## SUPPLIED RECORDS
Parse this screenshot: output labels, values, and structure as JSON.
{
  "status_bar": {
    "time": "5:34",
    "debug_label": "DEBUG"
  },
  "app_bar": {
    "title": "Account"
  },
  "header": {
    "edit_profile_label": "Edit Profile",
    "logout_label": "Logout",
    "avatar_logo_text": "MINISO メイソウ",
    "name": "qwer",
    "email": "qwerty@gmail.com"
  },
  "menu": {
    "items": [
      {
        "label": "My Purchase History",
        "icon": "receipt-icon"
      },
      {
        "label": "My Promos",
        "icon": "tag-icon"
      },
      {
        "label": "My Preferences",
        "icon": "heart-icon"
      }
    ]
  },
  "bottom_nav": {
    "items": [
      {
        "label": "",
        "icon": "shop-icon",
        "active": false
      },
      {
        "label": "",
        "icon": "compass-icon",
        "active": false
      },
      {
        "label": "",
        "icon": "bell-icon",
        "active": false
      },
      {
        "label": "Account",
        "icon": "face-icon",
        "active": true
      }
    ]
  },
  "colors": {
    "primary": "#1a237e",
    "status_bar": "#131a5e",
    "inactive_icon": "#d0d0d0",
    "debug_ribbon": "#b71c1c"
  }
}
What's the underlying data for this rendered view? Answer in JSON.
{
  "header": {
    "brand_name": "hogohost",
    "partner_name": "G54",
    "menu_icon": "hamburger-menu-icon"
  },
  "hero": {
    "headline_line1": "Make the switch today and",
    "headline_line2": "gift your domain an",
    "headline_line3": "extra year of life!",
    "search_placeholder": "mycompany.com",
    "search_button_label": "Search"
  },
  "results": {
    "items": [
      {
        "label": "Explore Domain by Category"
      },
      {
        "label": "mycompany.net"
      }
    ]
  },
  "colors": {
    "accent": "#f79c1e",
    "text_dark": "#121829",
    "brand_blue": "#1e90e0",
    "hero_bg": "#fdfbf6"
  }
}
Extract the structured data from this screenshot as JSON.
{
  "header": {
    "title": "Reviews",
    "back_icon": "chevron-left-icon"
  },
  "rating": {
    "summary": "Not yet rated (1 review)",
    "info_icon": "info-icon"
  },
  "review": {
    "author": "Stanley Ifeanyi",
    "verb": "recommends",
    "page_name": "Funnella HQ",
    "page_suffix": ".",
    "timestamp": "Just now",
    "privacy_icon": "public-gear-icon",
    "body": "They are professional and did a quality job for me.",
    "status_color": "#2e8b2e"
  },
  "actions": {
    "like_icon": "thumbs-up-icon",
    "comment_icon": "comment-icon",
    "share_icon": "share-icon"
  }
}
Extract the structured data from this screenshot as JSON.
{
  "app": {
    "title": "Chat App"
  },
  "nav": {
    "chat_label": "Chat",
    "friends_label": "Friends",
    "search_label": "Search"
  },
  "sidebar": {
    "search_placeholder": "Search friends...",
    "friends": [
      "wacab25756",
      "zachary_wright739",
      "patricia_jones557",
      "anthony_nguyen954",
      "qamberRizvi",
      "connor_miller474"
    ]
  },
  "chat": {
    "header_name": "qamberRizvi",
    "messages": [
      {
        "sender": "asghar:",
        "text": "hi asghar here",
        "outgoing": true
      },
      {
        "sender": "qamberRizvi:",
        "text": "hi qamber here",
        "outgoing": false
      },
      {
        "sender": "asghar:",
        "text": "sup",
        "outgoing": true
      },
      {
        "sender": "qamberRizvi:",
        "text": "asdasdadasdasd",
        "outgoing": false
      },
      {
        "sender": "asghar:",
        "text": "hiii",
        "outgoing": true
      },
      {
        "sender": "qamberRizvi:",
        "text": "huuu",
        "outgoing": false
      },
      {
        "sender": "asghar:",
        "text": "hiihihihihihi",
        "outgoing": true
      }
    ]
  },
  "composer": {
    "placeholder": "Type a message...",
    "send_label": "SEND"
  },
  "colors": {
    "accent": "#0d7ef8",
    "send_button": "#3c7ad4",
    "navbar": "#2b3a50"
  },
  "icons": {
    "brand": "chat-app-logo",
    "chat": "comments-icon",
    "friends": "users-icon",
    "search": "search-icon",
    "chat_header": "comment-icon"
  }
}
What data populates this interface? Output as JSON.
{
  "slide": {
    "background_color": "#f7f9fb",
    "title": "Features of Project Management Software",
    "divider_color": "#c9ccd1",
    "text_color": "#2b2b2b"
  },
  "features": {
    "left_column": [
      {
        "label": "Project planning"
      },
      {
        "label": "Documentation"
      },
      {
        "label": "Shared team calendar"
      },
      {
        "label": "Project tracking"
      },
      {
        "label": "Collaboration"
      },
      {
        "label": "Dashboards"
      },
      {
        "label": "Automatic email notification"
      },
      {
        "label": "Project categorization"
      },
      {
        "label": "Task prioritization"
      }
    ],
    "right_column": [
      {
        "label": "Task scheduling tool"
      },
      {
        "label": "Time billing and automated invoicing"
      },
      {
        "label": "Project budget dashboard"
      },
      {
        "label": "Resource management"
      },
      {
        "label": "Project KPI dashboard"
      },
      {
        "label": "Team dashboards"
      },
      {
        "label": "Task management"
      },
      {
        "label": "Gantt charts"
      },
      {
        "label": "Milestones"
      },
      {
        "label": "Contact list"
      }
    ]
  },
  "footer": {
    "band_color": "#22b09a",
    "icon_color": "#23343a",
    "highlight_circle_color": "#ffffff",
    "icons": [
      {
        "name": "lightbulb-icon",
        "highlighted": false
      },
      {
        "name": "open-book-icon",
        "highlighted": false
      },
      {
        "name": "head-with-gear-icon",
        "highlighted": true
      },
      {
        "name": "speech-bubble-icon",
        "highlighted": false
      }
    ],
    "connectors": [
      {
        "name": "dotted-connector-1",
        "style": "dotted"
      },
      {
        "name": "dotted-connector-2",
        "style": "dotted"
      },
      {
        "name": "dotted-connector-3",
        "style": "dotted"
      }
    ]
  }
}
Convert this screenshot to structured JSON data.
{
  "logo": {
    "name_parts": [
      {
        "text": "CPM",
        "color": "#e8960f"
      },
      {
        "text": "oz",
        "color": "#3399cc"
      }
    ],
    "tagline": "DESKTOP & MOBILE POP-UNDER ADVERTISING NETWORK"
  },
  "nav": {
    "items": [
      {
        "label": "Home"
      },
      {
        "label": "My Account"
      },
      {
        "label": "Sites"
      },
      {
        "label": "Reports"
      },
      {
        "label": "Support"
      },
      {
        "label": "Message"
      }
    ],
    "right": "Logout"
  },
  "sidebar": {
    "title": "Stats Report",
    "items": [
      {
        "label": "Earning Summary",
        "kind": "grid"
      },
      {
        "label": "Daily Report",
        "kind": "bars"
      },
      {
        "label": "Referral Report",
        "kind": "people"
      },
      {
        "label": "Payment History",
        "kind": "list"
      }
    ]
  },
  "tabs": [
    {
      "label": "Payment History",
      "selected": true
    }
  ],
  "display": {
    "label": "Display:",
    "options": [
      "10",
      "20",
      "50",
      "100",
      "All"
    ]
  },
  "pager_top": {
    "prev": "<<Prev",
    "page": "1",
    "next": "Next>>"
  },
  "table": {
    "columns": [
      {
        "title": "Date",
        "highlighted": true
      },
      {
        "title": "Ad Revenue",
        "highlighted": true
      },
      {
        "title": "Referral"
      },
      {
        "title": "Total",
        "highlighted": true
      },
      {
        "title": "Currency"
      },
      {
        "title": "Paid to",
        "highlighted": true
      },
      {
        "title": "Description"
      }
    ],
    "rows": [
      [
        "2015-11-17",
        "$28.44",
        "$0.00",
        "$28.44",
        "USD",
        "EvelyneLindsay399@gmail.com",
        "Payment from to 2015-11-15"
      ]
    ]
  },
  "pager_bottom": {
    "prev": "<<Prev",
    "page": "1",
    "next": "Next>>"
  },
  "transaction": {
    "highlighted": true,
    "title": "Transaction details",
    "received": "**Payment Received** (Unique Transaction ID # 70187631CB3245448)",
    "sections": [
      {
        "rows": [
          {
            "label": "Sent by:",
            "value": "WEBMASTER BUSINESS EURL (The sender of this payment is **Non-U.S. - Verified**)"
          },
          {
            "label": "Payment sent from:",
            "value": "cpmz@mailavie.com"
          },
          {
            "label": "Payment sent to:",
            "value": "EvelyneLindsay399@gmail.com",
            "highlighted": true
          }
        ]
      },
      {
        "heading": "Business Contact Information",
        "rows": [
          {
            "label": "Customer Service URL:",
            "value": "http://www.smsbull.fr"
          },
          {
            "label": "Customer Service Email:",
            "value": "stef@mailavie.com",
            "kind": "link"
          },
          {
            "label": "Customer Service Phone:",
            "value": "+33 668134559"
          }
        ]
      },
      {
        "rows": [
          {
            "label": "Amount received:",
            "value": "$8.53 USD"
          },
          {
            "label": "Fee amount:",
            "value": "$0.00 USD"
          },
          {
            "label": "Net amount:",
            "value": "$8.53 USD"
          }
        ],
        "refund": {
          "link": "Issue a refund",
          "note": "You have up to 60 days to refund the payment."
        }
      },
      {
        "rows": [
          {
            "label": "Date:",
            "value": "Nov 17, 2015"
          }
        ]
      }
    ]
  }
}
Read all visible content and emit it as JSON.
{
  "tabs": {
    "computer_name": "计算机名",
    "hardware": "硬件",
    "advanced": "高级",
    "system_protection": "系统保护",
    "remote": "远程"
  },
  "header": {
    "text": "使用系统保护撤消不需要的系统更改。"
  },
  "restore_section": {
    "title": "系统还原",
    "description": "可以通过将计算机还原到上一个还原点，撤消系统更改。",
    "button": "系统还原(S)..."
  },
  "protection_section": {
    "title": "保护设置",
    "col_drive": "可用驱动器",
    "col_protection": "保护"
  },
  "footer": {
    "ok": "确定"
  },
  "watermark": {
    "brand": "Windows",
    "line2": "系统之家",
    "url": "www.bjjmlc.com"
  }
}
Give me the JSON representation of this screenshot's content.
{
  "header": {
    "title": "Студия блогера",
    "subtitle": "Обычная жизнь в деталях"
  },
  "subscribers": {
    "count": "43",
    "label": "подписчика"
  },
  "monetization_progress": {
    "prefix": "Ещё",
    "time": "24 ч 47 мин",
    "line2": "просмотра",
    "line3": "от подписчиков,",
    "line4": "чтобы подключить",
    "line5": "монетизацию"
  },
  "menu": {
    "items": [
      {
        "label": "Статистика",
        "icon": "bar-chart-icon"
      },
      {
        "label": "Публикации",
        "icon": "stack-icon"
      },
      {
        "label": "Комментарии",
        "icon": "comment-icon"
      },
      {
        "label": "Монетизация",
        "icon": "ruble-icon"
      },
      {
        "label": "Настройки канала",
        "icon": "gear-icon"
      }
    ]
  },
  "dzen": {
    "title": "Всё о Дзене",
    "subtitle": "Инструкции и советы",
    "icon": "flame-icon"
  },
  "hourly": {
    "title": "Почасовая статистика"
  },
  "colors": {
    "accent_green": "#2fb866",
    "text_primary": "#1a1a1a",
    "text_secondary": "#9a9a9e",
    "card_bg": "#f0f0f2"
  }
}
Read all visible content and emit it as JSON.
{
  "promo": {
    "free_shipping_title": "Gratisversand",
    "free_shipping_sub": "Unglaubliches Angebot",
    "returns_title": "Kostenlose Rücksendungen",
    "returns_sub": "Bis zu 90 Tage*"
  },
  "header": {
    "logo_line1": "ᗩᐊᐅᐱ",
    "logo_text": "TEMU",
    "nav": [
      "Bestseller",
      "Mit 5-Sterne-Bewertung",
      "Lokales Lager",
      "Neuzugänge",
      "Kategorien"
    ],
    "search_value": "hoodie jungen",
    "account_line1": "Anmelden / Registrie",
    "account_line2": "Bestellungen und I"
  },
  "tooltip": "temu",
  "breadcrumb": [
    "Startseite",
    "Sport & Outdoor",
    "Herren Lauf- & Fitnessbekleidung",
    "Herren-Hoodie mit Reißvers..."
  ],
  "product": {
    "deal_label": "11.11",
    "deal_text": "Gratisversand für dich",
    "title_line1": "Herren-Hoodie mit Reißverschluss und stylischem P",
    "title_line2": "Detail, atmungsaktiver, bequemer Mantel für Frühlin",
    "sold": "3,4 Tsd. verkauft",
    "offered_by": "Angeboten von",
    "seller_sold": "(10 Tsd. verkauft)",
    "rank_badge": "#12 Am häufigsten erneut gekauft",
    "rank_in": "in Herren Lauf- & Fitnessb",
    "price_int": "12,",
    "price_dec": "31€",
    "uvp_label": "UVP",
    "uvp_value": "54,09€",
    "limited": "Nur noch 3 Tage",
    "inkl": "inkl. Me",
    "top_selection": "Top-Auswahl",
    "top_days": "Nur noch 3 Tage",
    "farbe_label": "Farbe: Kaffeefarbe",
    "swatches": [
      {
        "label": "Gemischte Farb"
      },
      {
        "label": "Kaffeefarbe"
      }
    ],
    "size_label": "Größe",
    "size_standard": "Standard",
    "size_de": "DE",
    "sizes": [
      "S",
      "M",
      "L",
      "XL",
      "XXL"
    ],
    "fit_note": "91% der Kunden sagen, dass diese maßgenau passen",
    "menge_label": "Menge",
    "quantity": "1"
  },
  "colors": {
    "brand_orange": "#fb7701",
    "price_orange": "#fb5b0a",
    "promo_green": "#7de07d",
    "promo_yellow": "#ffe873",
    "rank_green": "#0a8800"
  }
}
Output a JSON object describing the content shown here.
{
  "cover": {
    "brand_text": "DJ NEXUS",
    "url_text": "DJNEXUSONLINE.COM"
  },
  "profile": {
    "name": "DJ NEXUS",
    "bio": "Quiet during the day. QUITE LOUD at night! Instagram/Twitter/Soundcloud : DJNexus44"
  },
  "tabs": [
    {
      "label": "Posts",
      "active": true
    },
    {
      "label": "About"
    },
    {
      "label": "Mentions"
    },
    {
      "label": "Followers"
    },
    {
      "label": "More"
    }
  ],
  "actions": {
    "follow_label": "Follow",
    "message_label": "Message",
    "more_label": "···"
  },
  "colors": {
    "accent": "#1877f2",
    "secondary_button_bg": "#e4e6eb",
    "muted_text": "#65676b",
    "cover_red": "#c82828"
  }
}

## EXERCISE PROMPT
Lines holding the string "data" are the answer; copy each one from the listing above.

## SOLUTION
What's the underlying data for this rendered view? Answer in JSON.
Extract the structured data from this screenshot as JSON.
Extract the structured data from this screenshot as JSON.
What data populates this interface? Output as JSON.
Convert this screenshot to structured JSON data.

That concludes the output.